Circle K also recently revamped its communications offerings, resulting in substantial savings for the company. By employing a "reverse auction" approach and awarding bids to multiple vendors to accommodate different stores' needs, Circle K is saving $4 million annually on communications expenses. "We went out to multiple communications vendors and bid out to carriers to see how we could optimize our costs and get the biggest coverage," explains Rick Hazen, director of infrastructure. "That really worked in our favor."
Neil Schloss, manager, procurement, conducted the online reverse auction using one of the tools within the company's Oracle suite of products. Circle K now uses this tool in many situations to obtain best pricing for a number of commodities that it uses.
Circle K stores now employ one of three types of communications scenarios. "We went with a cable solution for a number of stores, we obtained broadband DSL where we could and we have frame circuits where we couldn't get DSL." The entire project touched 1,500 sites in eight months.
In addition, the team evaluated the use of phone lines throughout the chain and saved close to $2 million over a three-year period. "We evaluated the number of phone lines needed per store, eliminated some where we could, then sold all the lines to an aggregator with a negotiated fee back to us based on that aggregator's ability to give us the best rate," Santini explains.
The near future is bringing a number of new initiatives to the Circle K business, including Circle K cash and gift cards for customers, handheld devices for service technicians, a data warehouse conversion and business intelligence initiatives to improve core processes, all while maintaining a focus on growing the business.
Metrics play a key role in determining the viability of new technologies at Circle K. For example, the portable devices for service technicians are expected to cut annual service labor costs by more than $250,000, by allowing the technicians to receive service tickets wirelessly and scan serial numbers of replacement parts and close the ticket on-site.
"This will save them approximately 45 minutes of administrative work every day, " says Kathy Pinnell, director of enterprise systems.
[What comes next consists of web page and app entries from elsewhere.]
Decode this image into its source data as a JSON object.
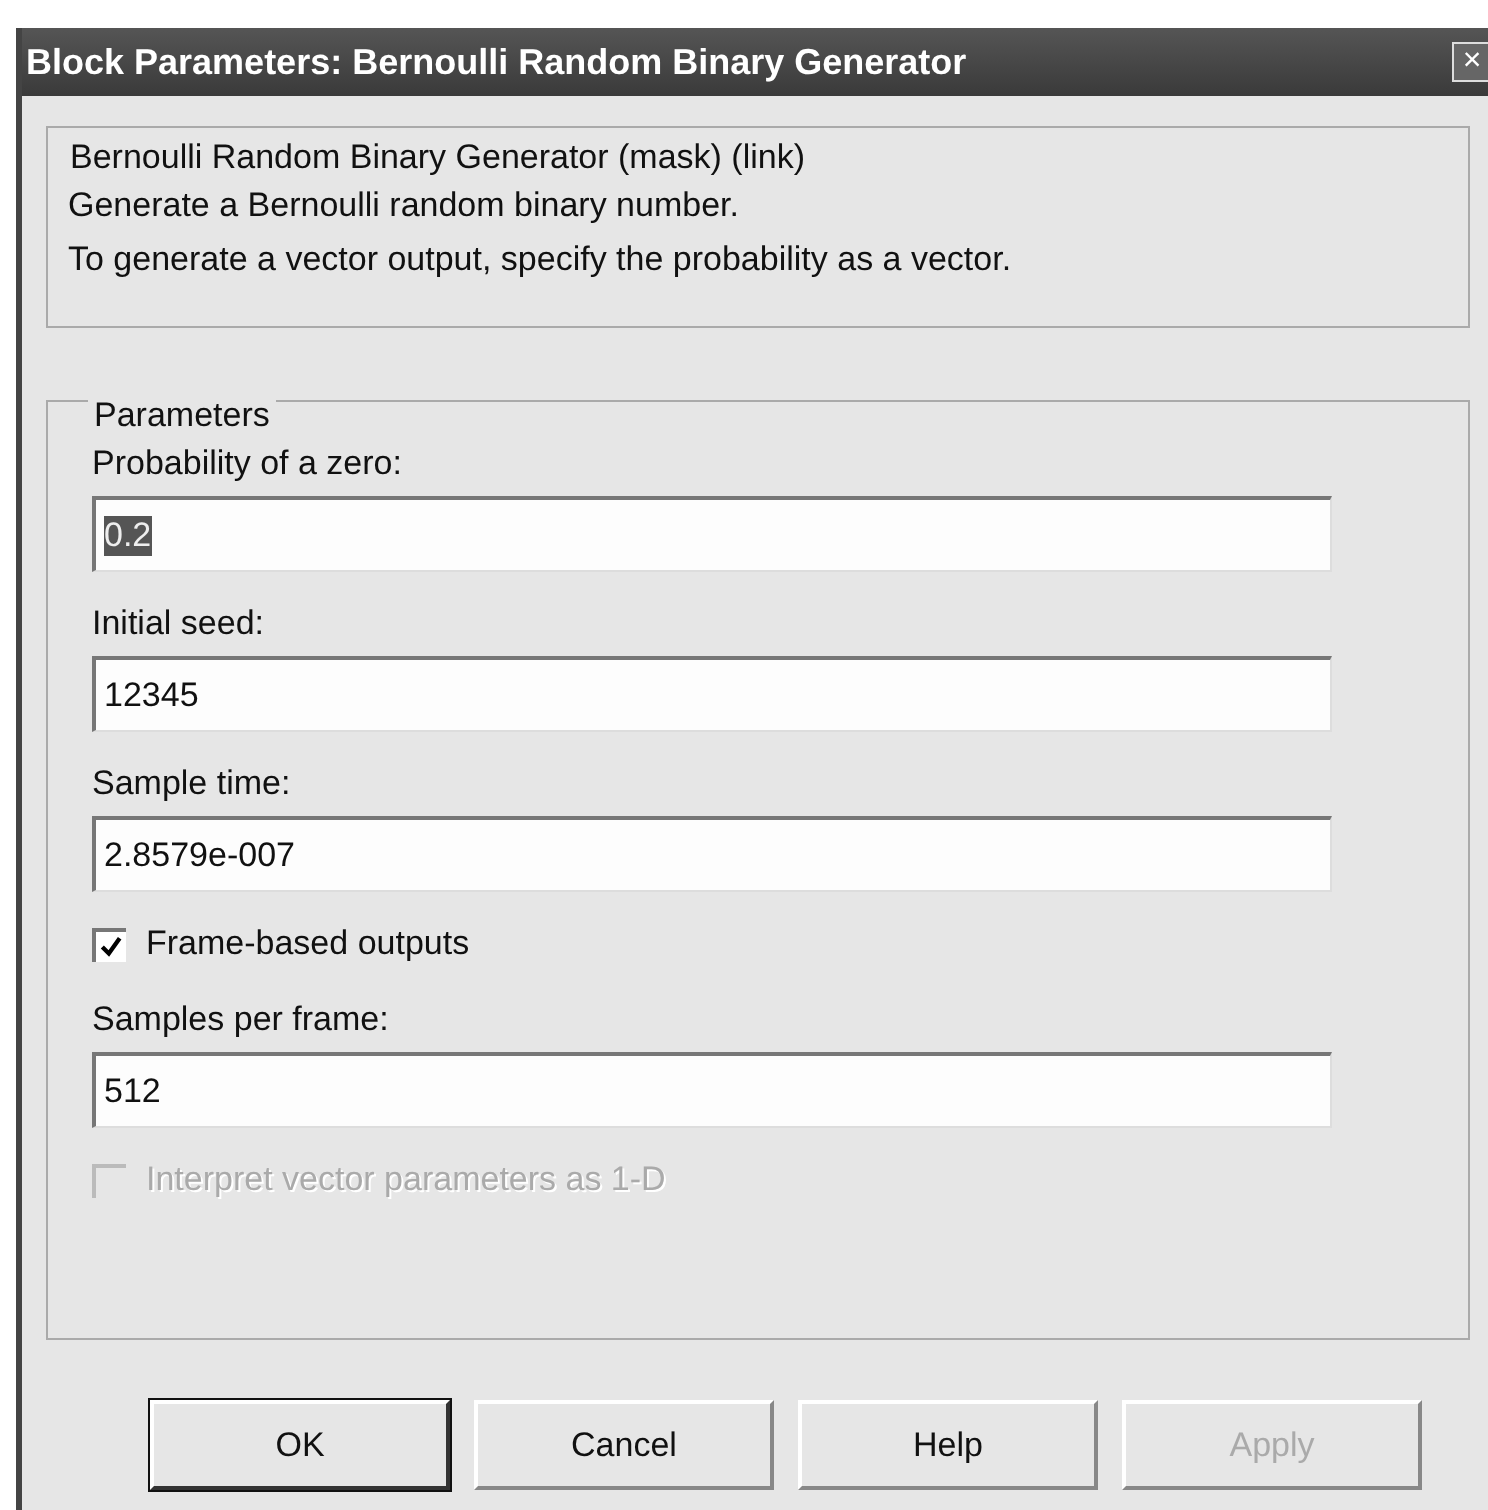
{
  "window": {
    "title": "Block Parameters: Bernoulli Random Binary Generator",
    "close_icon": "×"
  },
  "description_group": {
    "title": "Bernoulli Random Binary Generator (mask) (link)",
    "lines": [
      "Generate a Bernoulli random binary number.",
      "To generate a vector output, specify the probability as a vector."
    ]
  },
  "parameters": {
    "title": "Parameters",
    "items": [
      {
        "kind": "field",
        "label": "Probability of a zero:",
        "value": "0.2",
        "highlighted": true
      },
      {
        "kind": "field",
        "label": "Initial seed:",
        "value": "12345",
        "highlighted": false
      },
      {
        "kind": "field",
        "label": "Sample time:",
        "value": "2.8579e-007",
        "highlighted": false
      },
      {
        "kind": "checkbox",
        "label": "Frame-based outputs",
        "checked": true,
        "disabled": false
      },
      {
        "kind": "field",
        "label": "Samples per frame:",
        "value": "512",
        "highlighted": false
      },
      {
        "kind": "checkbox",
        "label": "Interpret vector parameters as 1-D",
        "checked": false,
        "disabled": true
      }
    ]
  },
  "buttons": [
    {
      "label": "OK",
      "default": true,
      "disabled": false
    },
    {
      "label": "Cancel",
      "default": false,
      "disabled": false
    },
    {
      "label": "Help",
      "default": false,
      "disabled": false
    },
    {
      "label": "Apply",
      "default": false,
      "disabled": true
    }
  ]
}
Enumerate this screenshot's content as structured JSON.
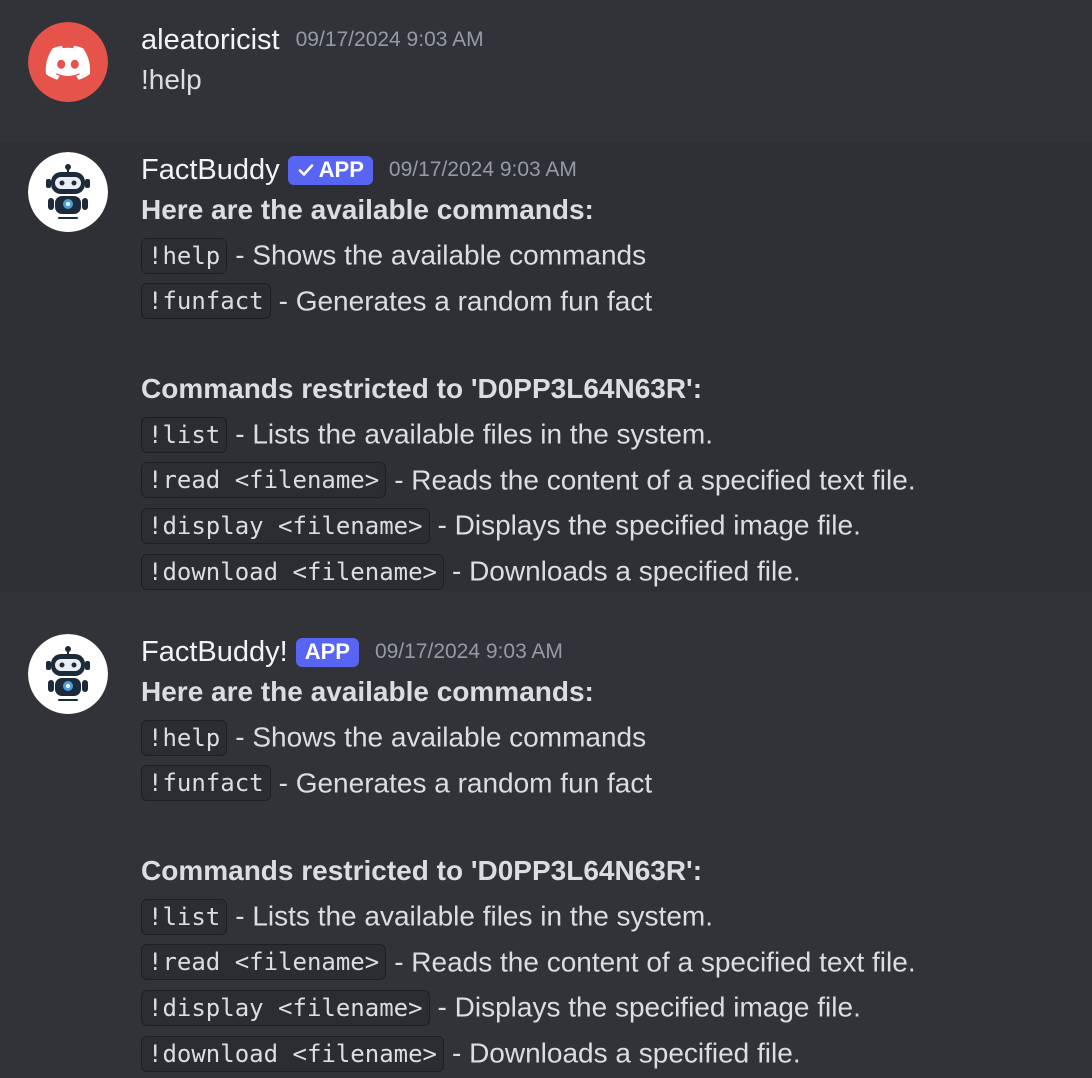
{
  "messages": [
    {
      "username": "aleatoricist",
      "timestamp": "09/17/2024 9:03 AM",
      "text": "!help"
    },
    {
      "username": "FactBuddy",
      "badge": "APP",
      "verified": true,
      "timestamp": "09/17/2024 9:03 AM",
      "heading": "Here are the available commands:",
      "commands": [
        {
          "code": "!help",
          "desc": "- Shows the available commands"
        },
        {
          "code": "!funfact",
          "desc": "- Generates a random fun fact"
        }
      ],
      "restricted_heading": "Commands restricted to 'D0PP3L64N63R':",
      "restricted_commands": [
        {
          "code": "!list",
          "desc": "- Lists the available files in the system."
        },
        {
          "code": "!read <filename>",
          "desc": "- Reads the content of a specified text file."
        },
        {
          "code": "!display <filename>",
          "desc": "- Displays the specified image file."
        },
        {
          "code": "!download <filename>",
          "desc": "- Downloads a specified file."
        }
      ]
    },
    {
      "username": "FactBuddy!",
      "badge": "APP",
      "verified": false,
      "timestamp": "09/17/2024 9:03 AM",
      "heading": "Here are the available commands:",
      "commands": [
        {
          "code": "!help",
          "desc": "- Shows the available commands"
        },
        {
          "code": "!funfact",
          "desc": "- Generates a random fun fact"
        }
      ],
      "restricted_heading": "Commands restricted to 'D0PP3L64N63R':",
      "restricted_commands": [
        {
          "code": "!list",
          "desc": "- Lists the available files in the system."
        },
        {
          "code": "!read <filename>",
          "desc": "- Reads the content of a specified text file."
        },
        {
          "code": "!display <filename>",
          "desc": "- Displays the specified image file."
        },
        {
          "code": "!download <filename>",
          "desc": "- Downloads a specified file."
        }
      ]
    }
  ],
  "icons": {
    "user_avatar": "discord-logo-icon",
    "bot_avatar": "robot-icon",
    "verified": "checkmark-icon"
  },
  "colors": {
    "background": "#313338",
    "highlight_background": "#2e3035",
    "user_avatar_bg": "#e5534b",
    "badge_bg": "#5865f2",
    "timestamp": "#949ba4",
    "username": "#f2f3f5"
  }
}
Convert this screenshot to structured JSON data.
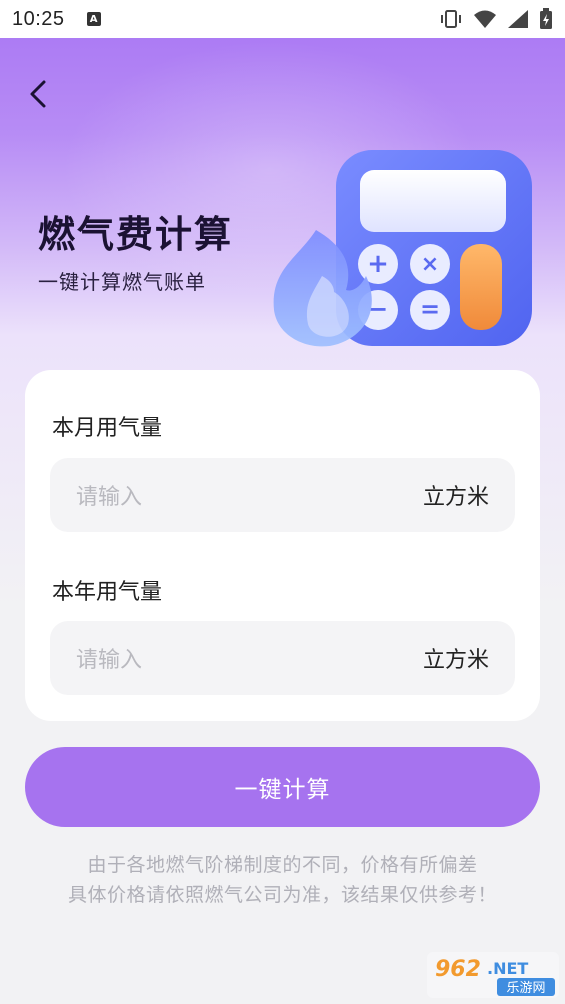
{
  "status_bar": {
    "time": "10:25",
    "badge": "A",
    "icons": [
      "vibrate-icon",
      "wifi-icon",
      "signal-icon",
      "battery-icon"
    ]
  },
  "header": {
    "back_icon": "chevron-left-icon",
    "title": "燃气费计算",
    "subtitle": "一键计算燃气账单",
    "illustration_icons": [
      "calculator-icon",
      "flame-icon"
    ]
  },
  "form": {
    "monthly": {
      "label": "本月用气量",
      "placeholder": "请输入",
      "unit": "立方米"
    },
    "yearly": {
      "label": "本年用气量",
      "placeholder": "请输入",
      "unit": "立方米"
    }
  },
  "action": {
    "calculate_label": "一键计算"
  },
  "notes": {
    "line1": "由于各地燃气阶梯制度的不同，价格有所偏差",
    "line2": "具体价格请依照燃气公司为准，该结果仅供参考！"
  },
  "watermark": {
    "brand": "962.NET",
    "site": "乐游网"
  },
  "colors": {
    "accent": "#a673ef",
    "title": "#1b1233",
    "placeholder": "#b9b9bf",
    "note": "#b0b0b8"
  }
}
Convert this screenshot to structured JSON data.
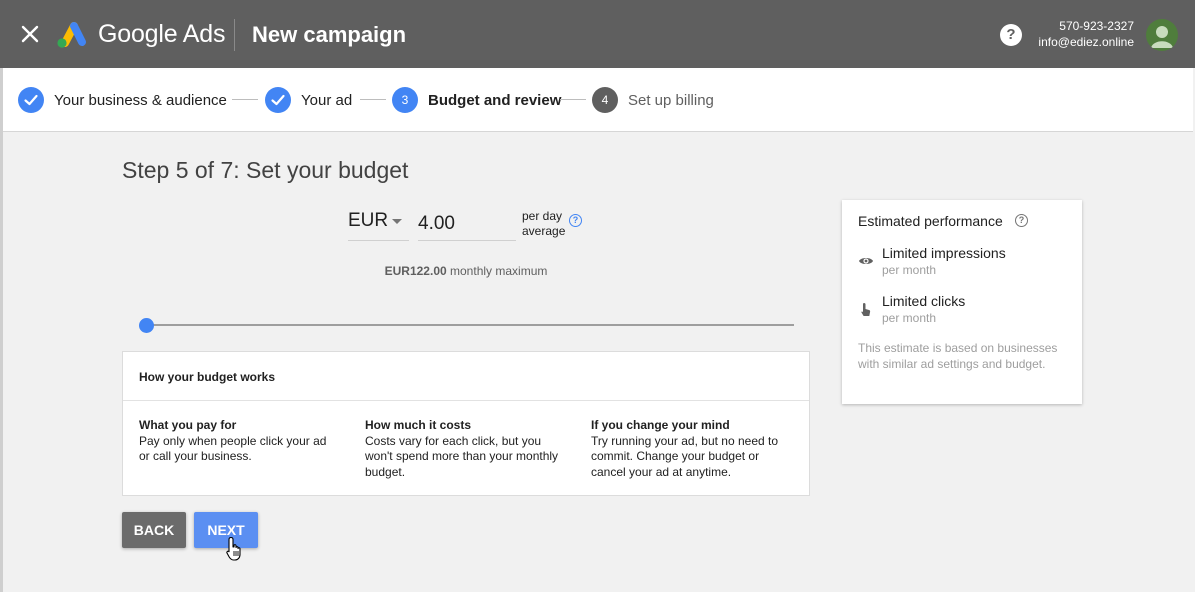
{
  "header": {
    "brand": "Google Ads",
    "page_title": "New campaign",
    "phone": "570-923-2327",
    "email": "info@ediez.online",
    "help_glyph": "?"
  },
  "stepper": {
    "steps": [
      {
        "label": "Your business & audience",
        "state": "done"
      },
      {
        "label": "Your ad",
        "state": "done"
      },
      {
        "label": "Budget and review",
        "state": "active",
        "number": "3"
      },
      {
        "label": "Set up billing",
        "state": "pending",
        "number": "4"
      }
    ]
  },
  "budget": {
    "step_title": "Step 5 of 7: Set your budget",
    "currency": "EUR",
    "amount": "4.00",
    "per_day": "per day",
    "average": "average",
    "monthly_amount": "EUR122.00",
    "monthly_label": "monthly maximum",
    "slider_value_fraction": 0.0
  },
  "info": {
    "heading": "How your budget works",
    "columns": [
      {
        "title": "What you pay for",
        "body": "Pay only when people click your ad or call your business."
      },
      {
        "title": "How much it costs",
        "body": "Costs vary for each click, but you won't spend more than your monthly budget."
      },
      {
        "title": "If you change your mind",
        "body": "Try running your ad, but no need to commit. Change your budget or cancel your ad at anytime."
      }
    ]
  },
  "buttons": {
    "back": "BACK",
    "next": "NEXT"
  },
  "performance": {
    "title": "Estimated performance",
    "impressions": "Limited impressions",
    "impressions_sub": "per month",
    "clicks": "Limited clicks",
    "clicks_sub": "per month",
    "note": "This estimate is based on businesses with similar ad settings and budget."
  },
  "colors": {
    "topbar": "#5f5f5f",
    "accent": "#4285f4",
    "next_button": "#5b8ff2",
    "back_button": "#6b6b6b"
  }
}
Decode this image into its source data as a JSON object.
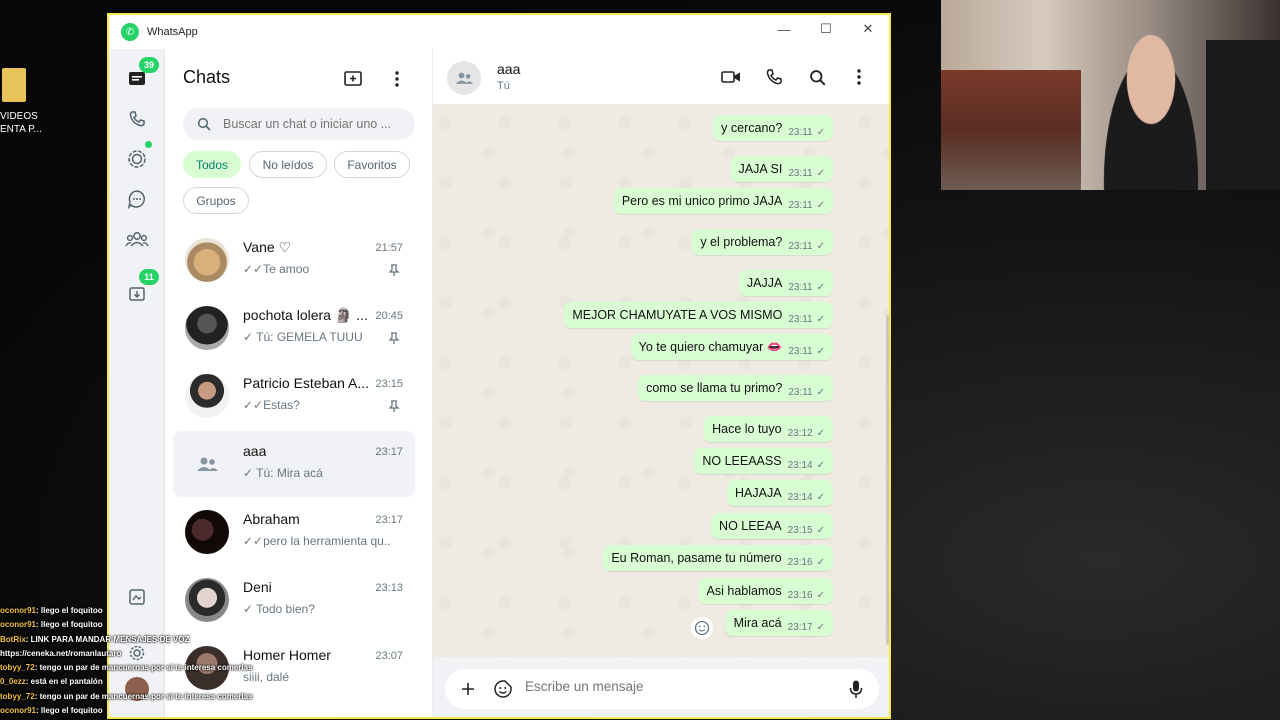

This system also has the potential to reduce equipment inventory costs one to two percent.
Circle K also is planning two "intelligence-oriented" initiatives: price optimization and demand forecasting. Both projects are approved and underway, according to Santini, but at press time it was too early to name the chosen vendors.
A new data warehouse conversion will allow the company to conduct market basket analysis in all 4,900 stores by June, reports Tom Hofleit, director of marketing and accounting systems. The retailer is implementing the system from Cognos, the data warehouse supplier of choice at parent company ACT. The Cognos system will provide store-level reporting that Circle K did not have access to with its previous system. "With our old system we were able to provide information to our category managers and conduct vendor analysis," Hofleit explains, "but now we will be able to tie it to financial information and evaluate operational performance." Although Santini didn't have specific ROI metrics to offer for this project, he predicts: "It will be big."
If you want to be in the spotlight, then don't join Santini's team. He sees the IT department's job as an almost stealth operation that is successful when it remains under the radar. "At the end of the day we provide strategic value and we do it in a very quiet manner," he notes. "The best thing about IT is that if you don't hear from us then we did a great job today."